[Start of section]

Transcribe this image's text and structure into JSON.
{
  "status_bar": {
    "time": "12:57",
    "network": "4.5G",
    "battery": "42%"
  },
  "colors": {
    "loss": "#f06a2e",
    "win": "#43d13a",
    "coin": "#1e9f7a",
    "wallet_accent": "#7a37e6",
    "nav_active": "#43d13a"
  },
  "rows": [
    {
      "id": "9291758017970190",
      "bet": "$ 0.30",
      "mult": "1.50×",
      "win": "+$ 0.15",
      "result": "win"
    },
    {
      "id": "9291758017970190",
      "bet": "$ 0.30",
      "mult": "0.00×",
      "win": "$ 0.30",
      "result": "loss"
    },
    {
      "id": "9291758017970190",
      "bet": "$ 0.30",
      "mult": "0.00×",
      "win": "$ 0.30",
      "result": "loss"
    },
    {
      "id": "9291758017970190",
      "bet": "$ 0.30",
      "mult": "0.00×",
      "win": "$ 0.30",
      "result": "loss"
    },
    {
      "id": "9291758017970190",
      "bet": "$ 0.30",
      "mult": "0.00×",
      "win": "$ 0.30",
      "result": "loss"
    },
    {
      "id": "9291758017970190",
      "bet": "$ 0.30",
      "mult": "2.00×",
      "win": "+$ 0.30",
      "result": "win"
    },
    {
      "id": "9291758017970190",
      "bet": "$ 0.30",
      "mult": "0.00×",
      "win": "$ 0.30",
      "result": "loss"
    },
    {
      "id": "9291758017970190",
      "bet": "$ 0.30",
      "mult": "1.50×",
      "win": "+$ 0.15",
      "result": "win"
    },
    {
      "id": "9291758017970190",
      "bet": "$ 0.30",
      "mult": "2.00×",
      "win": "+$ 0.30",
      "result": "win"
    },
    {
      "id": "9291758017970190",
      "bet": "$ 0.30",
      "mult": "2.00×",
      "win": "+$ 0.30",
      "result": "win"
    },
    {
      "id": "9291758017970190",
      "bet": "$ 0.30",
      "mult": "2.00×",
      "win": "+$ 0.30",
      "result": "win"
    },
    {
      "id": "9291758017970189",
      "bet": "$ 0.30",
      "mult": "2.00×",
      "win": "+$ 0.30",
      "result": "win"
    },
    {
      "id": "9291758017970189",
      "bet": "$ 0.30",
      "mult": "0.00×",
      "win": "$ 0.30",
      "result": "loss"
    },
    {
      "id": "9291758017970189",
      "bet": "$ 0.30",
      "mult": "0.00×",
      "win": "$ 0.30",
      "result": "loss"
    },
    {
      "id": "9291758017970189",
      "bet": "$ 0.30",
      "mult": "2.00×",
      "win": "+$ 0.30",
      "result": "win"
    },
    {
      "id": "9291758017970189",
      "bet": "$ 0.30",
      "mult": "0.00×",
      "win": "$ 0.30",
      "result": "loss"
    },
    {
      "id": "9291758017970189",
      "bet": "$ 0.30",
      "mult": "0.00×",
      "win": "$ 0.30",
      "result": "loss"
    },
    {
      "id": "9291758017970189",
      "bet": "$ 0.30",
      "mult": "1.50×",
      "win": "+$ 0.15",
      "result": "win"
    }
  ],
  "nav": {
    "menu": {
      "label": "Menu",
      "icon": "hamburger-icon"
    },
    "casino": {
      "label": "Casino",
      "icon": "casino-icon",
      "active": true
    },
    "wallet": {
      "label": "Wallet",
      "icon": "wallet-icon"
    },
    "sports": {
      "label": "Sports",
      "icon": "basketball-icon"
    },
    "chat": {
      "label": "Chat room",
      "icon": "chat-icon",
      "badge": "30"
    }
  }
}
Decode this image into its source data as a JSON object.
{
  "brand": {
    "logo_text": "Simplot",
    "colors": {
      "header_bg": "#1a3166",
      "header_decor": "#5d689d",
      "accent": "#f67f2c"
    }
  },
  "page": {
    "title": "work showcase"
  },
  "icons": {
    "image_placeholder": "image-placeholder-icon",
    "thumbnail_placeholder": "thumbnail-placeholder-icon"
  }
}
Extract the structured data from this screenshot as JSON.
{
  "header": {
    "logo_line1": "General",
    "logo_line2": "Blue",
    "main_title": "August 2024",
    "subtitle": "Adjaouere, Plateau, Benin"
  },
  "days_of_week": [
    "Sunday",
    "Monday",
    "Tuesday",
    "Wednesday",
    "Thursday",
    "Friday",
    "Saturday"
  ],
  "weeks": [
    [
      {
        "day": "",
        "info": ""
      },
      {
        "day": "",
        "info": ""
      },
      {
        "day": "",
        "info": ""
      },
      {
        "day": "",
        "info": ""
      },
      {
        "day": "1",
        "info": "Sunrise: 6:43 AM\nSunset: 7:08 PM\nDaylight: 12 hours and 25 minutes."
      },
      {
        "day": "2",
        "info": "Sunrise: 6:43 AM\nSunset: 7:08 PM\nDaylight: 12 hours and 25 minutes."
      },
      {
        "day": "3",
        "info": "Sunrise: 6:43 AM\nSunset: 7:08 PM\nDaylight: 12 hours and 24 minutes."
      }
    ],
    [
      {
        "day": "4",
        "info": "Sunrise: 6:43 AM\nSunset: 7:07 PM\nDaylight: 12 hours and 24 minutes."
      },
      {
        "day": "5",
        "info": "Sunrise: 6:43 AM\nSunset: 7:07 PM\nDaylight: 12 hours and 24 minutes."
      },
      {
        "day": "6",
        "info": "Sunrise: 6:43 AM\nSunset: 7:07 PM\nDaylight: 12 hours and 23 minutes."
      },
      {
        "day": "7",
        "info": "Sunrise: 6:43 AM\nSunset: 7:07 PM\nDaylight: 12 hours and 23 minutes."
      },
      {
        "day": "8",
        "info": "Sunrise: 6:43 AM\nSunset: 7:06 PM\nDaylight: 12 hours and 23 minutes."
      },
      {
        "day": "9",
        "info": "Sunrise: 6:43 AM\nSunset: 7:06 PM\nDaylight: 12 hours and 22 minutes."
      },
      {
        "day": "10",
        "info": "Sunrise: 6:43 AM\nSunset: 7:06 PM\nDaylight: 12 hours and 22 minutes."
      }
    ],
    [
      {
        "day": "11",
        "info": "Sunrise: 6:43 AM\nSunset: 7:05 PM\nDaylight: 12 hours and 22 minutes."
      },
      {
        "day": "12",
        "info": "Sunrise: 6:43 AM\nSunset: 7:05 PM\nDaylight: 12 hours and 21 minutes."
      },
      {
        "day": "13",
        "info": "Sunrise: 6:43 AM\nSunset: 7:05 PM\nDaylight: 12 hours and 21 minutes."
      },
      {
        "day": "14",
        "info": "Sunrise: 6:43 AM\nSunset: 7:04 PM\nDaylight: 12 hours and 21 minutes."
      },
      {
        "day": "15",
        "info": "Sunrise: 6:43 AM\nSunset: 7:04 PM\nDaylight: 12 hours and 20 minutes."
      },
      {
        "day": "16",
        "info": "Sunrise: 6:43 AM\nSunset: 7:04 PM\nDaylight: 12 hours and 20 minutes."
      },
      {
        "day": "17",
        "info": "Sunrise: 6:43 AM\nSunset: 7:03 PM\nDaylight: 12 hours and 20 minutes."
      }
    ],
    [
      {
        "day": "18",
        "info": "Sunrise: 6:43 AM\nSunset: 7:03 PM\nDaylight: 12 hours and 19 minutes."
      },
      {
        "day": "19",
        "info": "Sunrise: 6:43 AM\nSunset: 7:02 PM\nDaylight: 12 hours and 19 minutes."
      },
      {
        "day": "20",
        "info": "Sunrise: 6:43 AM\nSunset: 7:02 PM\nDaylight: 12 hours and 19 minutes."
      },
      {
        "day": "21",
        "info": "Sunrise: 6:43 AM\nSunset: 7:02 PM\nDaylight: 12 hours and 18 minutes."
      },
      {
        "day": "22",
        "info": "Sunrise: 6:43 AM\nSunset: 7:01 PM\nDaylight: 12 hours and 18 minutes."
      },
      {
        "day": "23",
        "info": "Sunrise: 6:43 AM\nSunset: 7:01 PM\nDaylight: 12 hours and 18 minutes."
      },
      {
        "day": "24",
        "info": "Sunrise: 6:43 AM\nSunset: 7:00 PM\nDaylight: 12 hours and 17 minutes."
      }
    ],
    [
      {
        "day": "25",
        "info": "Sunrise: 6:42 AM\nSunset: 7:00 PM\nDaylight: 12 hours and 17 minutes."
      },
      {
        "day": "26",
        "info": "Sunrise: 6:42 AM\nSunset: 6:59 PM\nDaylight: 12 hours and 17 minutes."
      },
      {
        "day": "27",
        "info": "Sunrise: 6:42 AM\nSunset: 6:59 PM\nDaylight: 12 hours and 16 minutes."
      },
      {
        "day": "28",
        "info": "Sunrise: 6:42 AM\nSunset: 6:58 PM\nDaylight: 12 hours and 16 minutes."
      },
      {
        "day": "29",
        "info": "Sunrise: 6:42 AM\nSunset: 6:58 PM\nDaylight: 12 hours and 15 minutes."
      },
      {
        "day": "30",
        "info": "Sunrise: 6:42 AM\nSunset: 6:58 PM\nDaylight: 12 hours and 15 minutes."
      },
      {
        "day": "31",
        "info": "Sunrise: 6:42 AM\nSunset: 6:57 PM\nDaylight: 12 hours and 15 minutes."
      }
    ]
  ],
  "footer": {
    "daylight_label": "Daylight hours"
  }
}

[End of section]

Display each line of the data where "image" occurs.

*Response area:*
Transcribe this image's text and structure into JSON.
Decode this image into its source data as a JSON object.
    "image_placeholder": "image-placeholder-icon",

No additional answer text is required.